## Assignment
Your answer should consist of every line in the records that holds "link".
Segment Start: Data in this exercise
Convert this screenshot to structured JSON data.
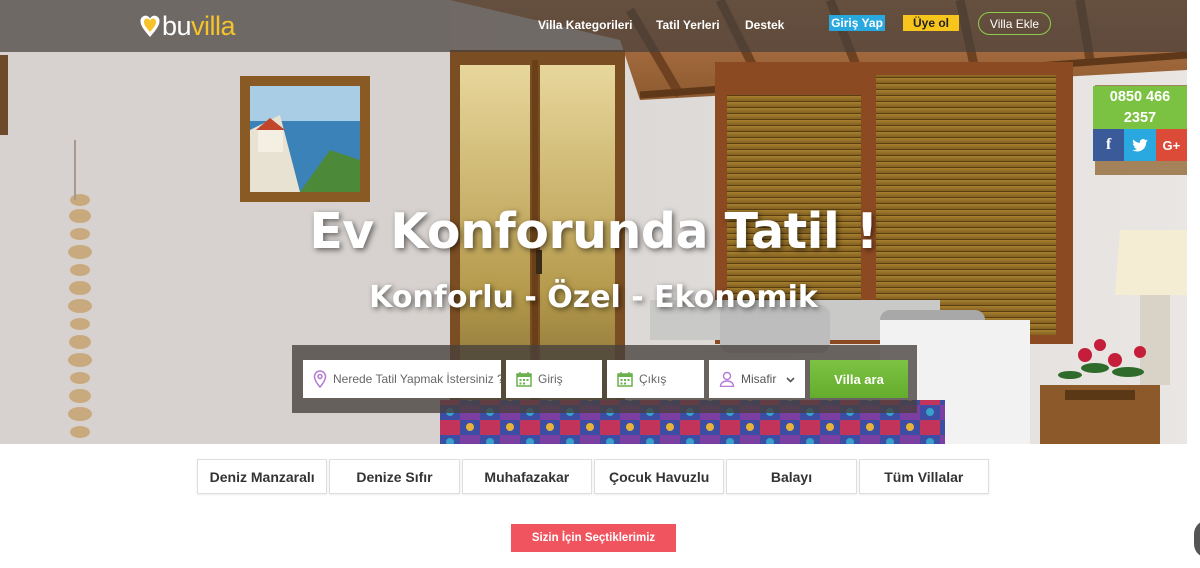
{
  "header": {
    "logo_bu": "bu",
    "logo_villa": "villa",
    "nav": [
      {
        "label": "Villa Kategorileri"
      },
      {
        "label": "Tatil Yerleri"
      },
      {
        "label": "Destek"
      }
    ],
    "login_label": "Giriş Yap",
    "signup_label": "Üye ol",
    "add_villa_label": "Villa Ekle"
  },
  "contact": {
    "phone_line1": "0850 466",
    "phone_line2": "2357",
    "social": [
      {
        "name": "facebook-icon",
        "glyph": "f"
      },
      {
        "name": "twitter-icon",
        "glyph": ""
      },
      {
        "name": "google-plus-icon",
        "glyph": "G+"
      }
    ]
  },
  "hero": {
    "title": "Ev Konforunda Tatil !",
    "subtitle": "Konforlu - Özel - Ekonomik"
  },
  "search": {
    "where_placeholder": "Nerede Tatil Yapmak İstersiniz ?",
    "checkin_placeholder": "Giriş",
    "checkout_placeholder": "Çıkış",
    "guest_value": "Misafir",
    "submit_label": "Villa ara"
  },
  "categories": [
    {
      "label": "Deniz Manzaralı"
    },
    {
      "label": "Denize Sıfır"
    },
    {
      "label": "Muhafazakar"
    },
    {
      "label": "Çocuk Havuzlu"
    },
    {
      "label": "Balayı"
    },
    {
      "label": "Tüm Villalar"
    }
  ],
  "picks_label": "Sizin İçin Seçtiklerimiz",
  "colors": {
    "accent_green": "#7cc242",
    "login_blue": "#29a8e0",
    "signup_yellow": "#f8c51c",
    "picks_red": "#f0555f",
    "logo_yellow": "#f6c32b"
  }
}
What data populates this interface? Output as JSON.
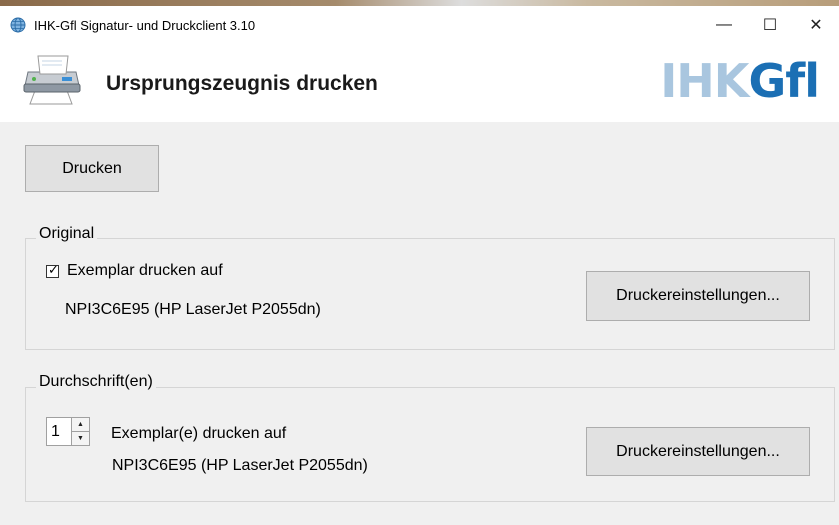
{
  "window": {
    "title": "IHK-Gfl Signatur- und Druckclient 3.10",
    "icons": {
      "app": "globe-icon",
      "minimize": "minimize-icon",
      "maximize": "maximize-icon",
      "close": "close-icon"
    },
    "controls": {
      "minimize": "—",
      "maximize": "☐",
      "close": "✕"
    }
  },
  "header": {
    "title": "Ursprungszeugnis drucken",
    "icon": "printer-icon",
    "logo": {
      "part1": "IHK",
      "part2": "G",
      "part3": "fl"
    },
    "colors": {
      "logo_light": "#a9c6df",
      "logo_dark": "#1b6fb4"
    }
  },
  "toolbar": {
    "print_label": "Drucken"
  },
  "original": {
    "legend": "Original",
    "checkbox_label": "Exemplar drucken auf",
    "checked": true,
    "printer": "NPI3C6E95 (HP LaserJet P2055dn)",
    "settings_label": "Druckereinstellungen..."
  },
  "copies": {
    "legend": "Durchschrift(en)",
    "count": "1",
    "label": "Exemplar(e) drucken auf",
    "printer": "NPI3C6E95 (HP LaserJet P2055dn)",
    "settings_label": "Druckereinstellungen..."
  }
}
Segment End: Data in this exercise
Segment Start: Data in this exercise
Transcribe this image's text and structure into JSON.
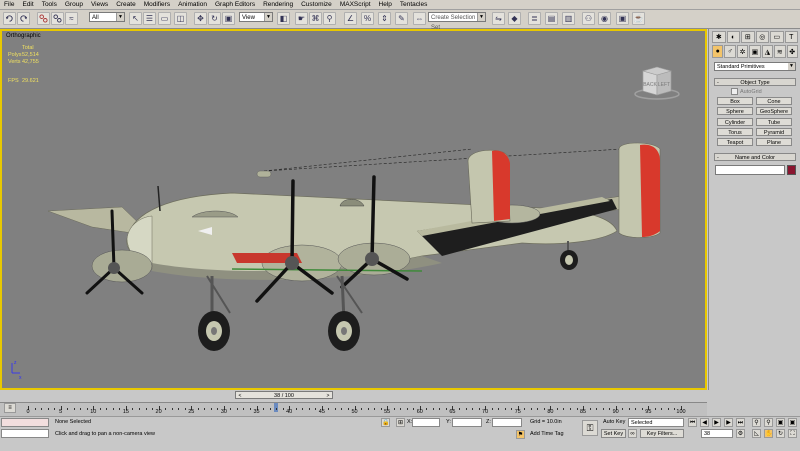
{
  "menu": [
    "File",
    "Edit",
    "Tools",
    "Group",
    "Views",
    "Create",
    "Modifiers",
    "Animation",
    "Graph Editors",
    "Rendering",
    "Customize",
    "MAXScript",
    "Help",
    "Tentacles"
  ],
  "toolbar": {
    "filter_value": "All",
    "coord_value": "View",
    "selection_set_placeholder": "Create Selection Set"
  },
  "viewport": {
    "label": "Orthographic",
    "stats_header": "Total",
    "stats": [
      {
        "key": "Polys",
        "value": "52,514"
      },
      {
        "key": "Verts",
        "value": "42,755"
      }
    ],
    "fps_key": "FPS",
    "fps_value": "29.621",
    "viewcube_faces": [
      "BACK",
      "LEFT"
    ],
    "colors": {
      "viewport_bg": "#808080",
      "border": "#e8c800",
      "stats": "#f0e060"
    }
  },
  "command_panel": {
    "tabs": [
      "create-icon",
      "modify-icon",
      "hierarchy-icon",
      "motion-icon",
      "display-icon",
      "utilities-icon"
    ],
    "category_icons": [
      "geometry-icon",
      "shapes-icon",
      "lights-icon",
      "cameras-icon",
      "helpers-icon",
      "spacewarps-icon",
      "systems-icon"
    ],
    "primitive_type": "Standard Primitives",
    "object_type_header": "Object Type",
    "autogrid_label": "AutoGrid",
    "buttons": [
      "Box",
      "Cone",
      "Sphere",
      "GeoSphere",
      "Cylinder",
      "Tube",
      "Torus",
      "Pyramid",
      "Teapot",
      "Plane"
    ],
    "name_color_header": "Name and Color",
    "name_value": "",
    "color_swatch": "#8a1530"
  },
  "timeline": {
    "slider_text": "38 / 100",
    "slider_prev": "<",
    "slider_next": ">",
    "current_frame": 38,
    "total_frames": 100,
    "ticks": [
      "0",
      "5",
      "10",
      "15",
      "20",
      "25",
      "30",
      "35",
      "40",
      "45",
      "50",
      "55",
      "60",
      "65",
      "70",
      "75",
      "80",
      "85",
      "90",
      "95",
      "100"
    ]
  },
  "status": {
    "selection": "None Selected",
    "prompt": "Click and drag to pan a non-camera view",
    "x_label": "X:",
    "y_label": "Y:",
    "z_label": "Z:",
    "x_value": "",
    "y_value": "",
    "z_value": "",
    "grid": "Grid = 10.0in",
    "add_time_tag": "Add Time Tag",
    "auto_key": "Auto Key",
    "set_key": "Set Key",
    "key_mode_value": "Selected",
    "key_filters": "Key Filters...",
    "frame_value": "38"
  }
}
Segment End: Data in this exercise
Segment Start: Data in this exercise
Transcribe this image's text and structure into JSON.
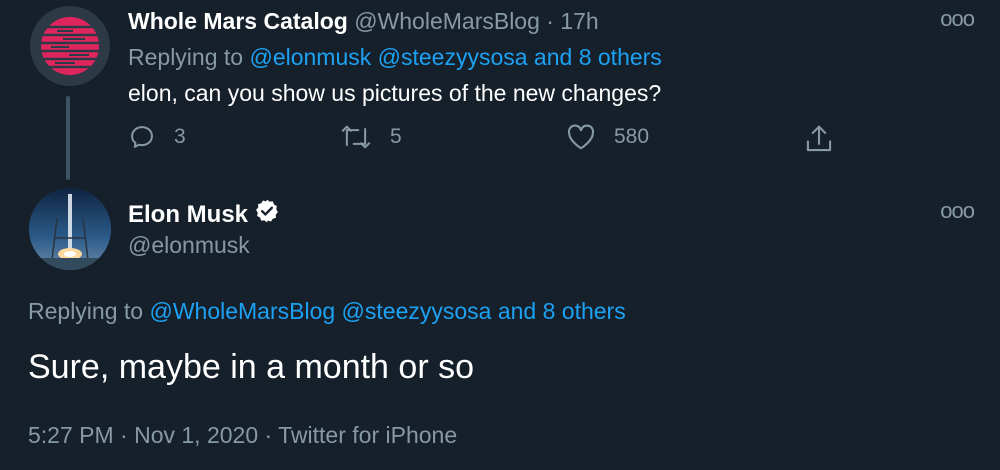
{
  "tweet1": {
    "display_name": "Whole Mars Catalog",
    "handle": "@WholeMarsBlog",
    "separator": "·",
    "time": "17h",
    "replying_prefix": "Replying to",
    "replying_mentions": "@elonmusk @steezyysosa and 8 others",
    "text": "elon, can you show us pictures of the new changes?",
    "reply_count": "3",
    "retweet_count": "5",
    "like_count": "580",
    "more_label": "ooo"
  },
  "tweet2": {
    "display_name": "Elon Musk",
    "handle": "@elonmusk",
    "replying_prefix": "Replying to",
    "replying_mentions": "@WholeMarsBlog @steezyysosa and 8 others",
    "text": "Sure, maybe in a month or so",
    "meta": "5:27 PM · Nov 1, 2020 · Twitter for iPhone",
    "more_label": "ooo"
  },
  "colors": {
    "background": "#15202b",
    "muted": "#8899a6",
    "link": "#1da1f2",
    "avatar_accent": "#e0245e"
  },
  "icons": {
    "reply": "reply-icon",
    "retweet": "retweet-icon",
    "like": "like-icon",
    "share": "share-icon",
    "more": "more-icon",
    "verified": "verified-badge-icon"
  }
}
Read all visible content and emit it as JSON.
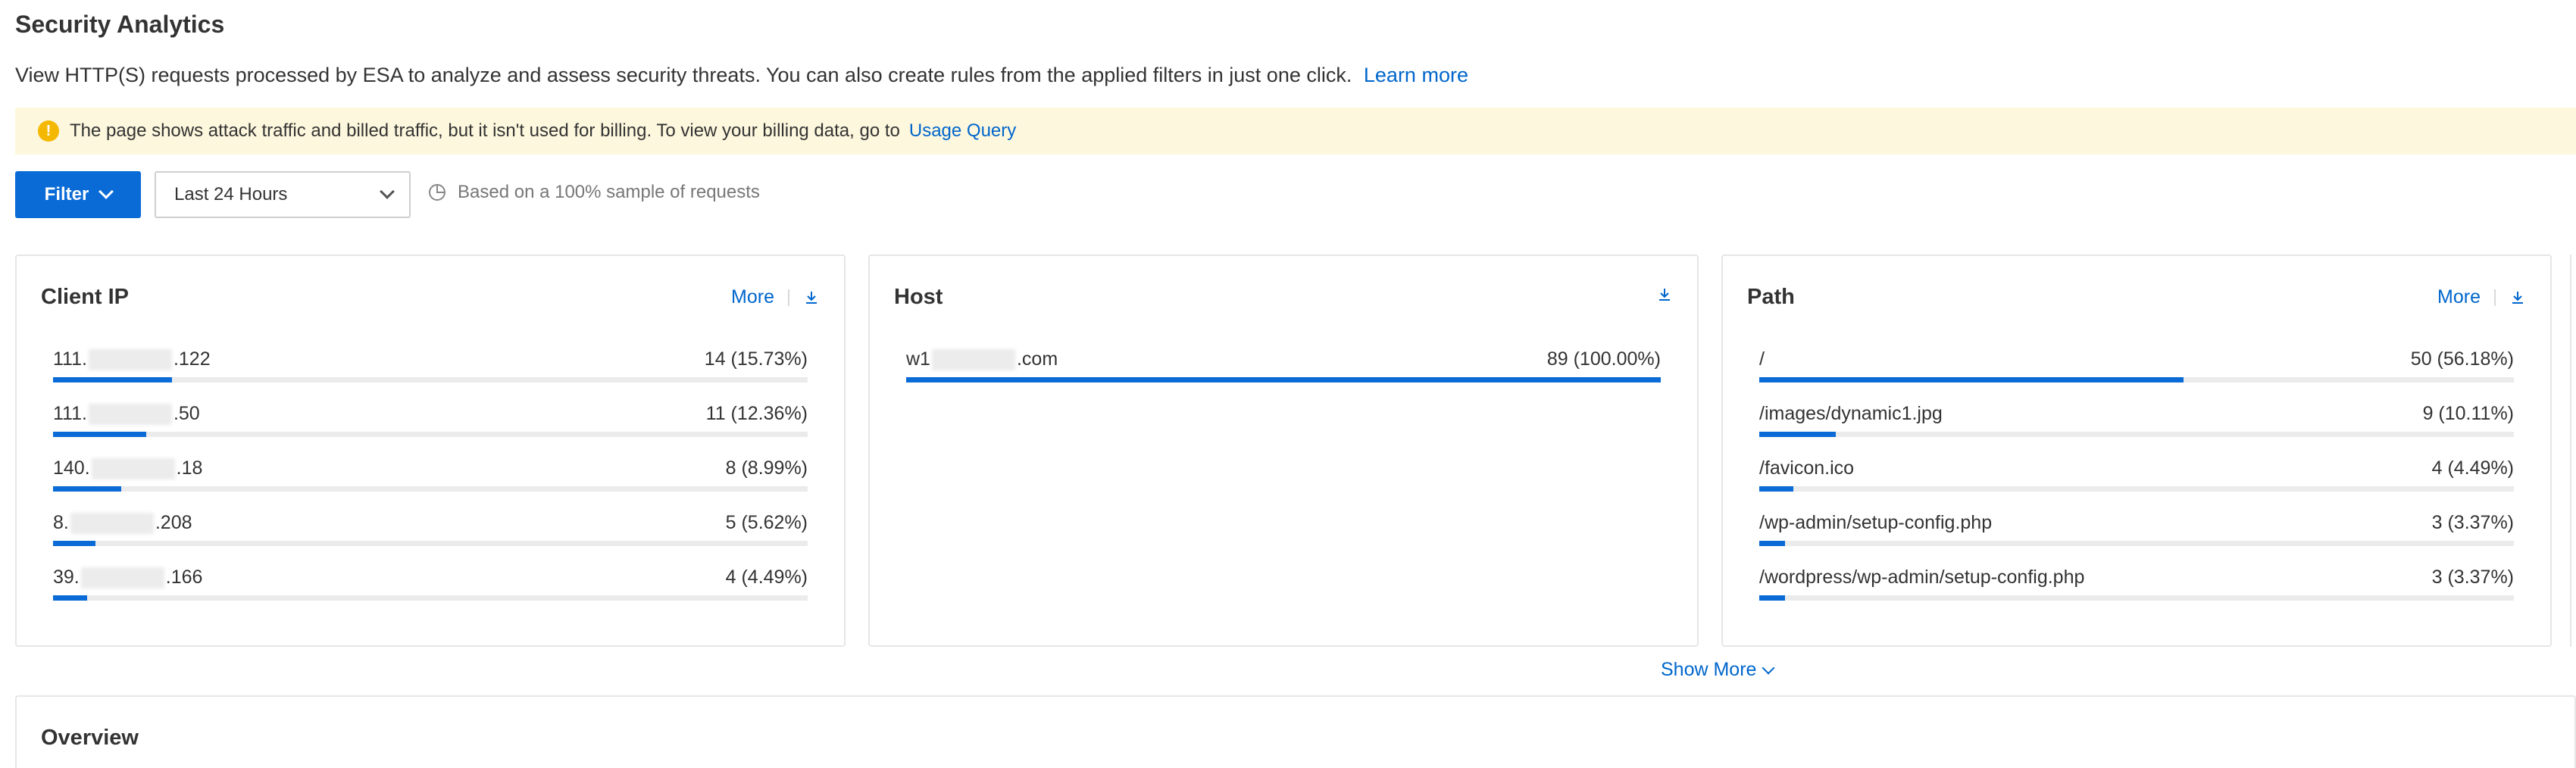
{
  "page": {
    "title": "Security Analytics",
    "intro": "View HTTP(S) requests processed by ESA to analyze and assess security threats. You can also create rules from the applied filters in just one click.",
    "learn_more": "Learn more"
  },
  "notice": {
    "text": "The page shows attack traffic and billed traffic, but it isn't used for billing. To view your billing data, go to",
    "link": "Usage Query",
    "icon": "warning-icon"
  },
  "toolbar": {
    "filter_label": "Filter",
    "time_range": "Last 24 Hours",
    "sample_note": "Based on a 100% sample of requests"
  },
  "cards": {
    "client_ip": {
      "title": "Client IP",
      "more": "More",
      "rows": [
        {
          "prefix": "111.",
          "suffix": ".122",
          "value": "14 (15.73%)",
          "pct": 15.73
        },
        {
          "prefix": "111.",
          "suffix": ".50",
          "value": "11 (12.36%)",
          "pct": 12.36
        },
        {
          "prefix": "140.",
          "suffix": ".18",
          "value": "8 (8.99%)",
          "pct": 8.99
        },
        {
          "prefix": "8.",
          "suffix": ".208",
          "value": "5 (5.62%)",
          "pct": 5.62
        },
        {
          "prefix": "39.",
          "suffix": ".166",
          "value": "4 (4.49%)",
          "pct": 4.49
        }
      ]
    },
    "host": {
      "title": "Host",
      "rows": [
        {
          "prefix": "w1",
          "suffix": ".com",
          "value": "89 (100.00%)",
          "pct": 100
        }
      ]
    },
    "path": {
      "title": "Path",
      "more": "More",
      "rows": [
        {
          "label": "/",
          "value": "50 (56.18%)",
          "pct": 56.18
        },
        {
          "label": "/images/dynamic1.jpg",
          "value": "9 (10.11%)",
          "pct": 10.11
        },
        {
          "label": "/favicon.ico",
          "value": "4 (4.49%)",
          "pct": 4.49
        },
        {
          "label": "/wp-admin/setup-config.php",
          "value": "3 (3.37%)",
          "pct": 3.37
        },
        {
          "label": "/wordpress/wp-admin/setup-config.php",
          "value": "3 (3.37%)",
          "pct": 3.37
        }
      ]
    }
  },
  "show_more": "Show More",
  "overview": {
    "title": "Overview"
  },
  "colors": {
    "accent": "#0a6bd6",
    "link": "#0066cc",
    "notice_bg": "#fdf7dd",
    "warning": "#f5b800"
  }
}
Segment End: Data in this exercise
## Result for this task
    "link": "#1da1f2",
    "link": "Usage Query",
    "link": "#0066cc",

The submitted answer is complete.